*Work order*: Copy every entry below verbatim, except for images.

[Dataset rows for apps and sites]
# # # #

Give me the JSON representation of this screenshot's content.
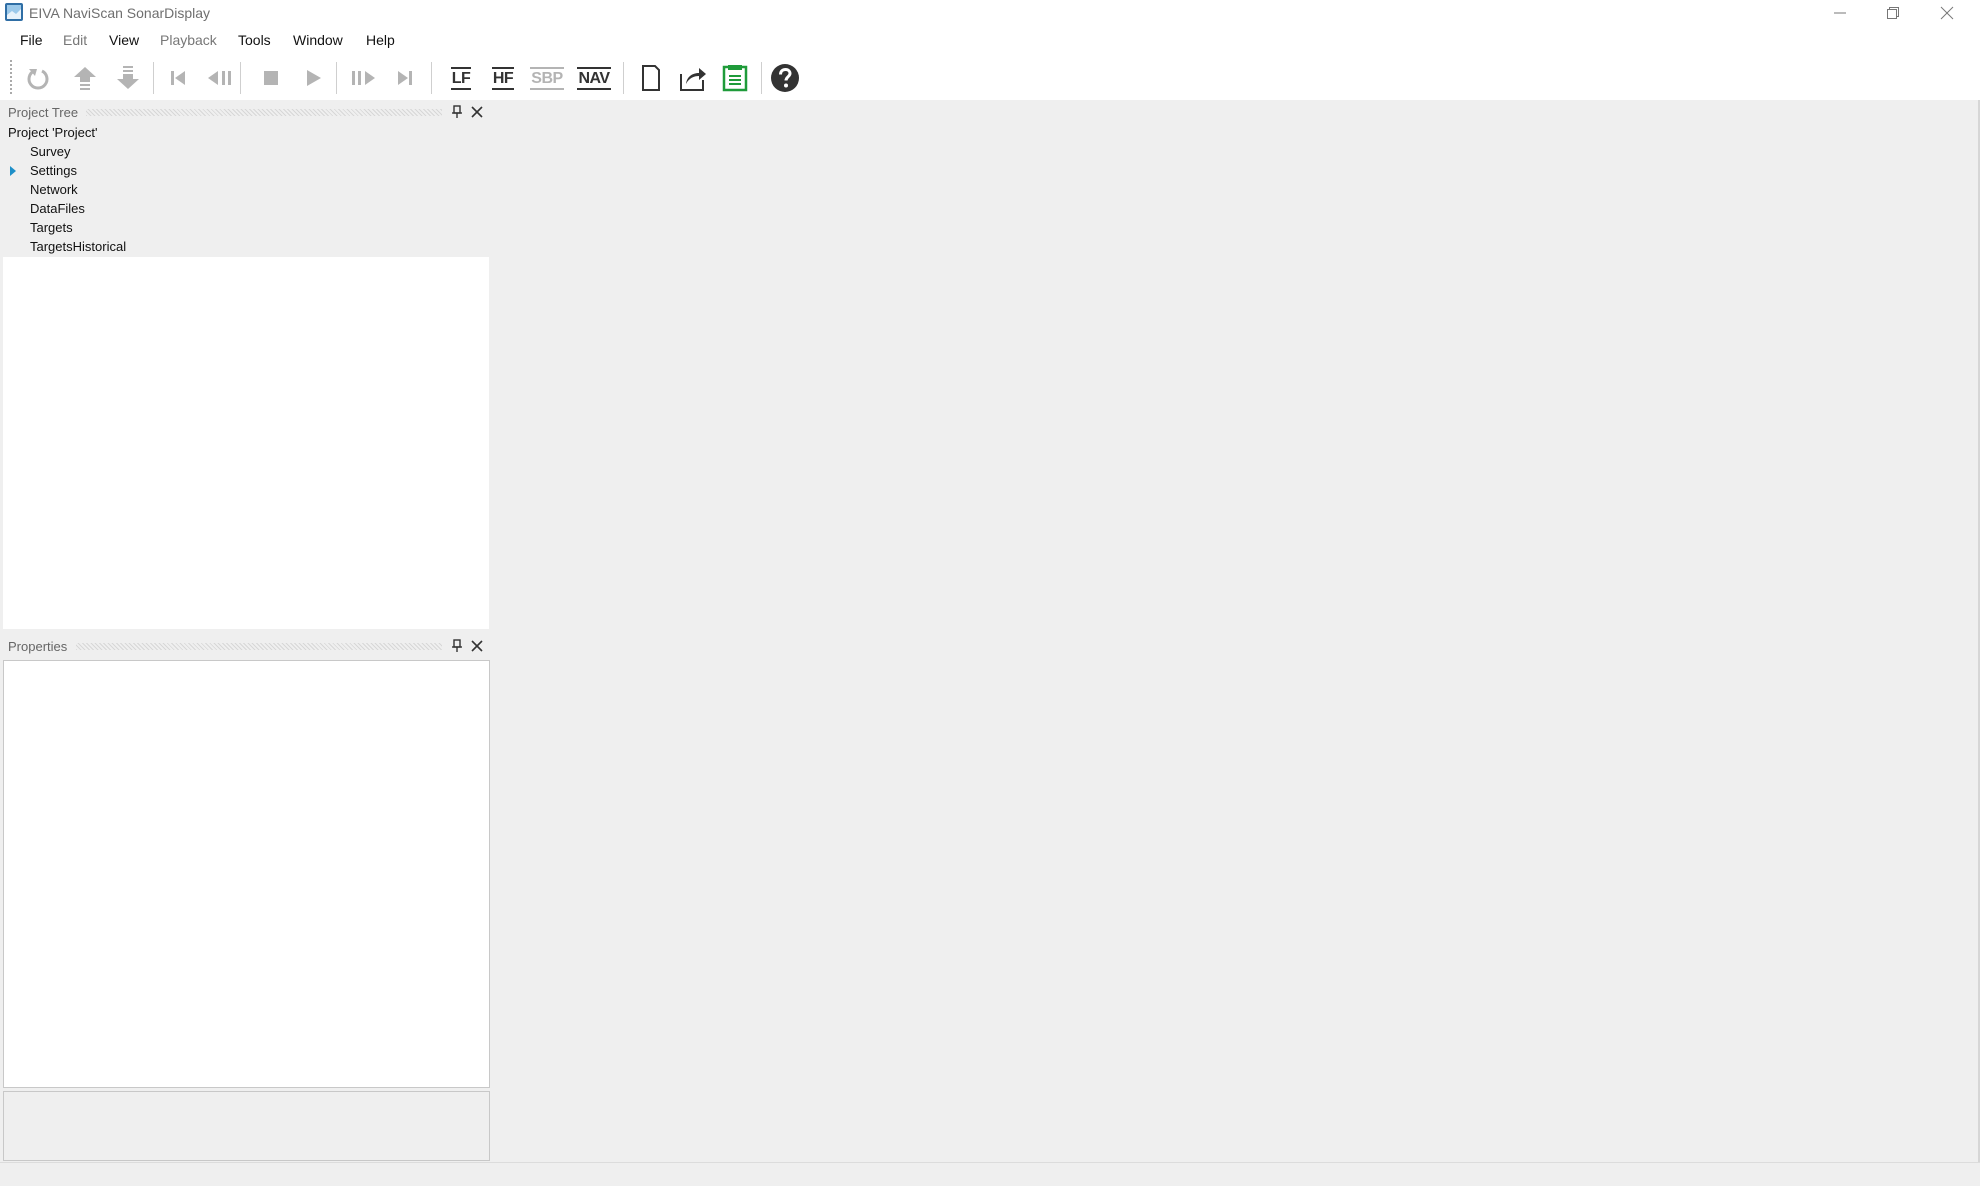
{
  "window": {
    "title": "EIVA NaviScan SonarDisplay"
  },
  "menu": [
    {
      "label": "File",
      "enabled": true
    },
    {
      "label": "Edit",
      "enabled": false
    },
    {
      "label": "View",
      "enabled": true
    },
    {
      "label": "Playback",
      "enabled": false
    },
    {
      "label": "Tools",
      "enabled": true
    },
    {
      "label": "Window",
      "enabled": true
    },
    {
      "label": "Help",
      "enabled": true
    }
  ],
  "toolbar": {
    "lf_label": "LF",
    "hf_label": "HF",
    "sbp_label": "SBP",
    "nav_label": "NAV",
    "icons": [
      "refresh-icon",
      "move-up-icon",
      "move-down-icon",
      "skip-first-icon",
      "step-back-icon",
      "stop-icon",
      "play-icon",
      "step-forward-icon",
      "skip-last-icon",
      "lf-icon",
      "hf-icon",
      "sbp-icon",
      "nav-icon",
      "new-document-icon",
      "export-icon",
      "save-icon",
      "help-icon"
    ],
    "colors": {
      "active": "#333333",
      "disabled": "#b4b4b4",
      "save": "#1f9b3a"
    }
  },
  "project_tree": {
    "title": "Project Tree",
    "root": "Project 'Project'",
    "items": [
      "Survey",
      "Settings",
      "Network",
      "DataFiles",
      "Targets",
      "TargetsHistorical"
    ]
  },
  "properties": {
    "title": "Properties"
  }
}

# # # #

*Exercise result*:
Give me the JSON representation of this screenshot's content.
{
  "window": {
    "title": "EIVA NaviScan SonarDisplay"
  },
  "menu": [
    {
      "label": "File",
      "enabled": true
    },
    {
      "label": "Edit",
      "enabled": false
    },
    {
      "label": "View",
      "enabled": true
    },
    {
      "label": "Playback",
      "enabled": false
    },
    {
      "label": "Tools",
      "enabled": true
    },
    {
      "label": "Window",
      "enabled": true
    },
    {
      "label": "Help",
      "enabled": true
    }
  ],
  "toolbar": {
    "lf_label": "LF",
    "hf_label": "HF",
    "sbp_label": "SBP",
    "nav_label": "NAV",
    "icons": [
      "refresh-icon",
      "move-up-icon",
      "move-down-icon",
      "skip-first-icon",
      "step-back-icon",
      "stop-icon",
      "play-icon",
      "step-forward-icon",
      "skip-last-icon",
      "lf-icon",
      "hf-icon",
      "sbp-icon",
      "nav-icon",
      "new-document-icon",
      "export-icon",
      "save-icon",
      "help-icon"
    ],
    "colors": {
      "active": "#333333",
      "disabled": "#b4b4b4",
      "save": "#1f9b3a"
    }
  },
  "project_tree": {
    "title": "Project Tree",
    "root": "Project 'Project'",
    "items": [
      "Survey",
      "Settings",
      "Network",
      "DataFiles",
      "Targets",
      "TargetsHistorical"
    ]
  },
  "properties": {
    "title": "Properties"
  }
}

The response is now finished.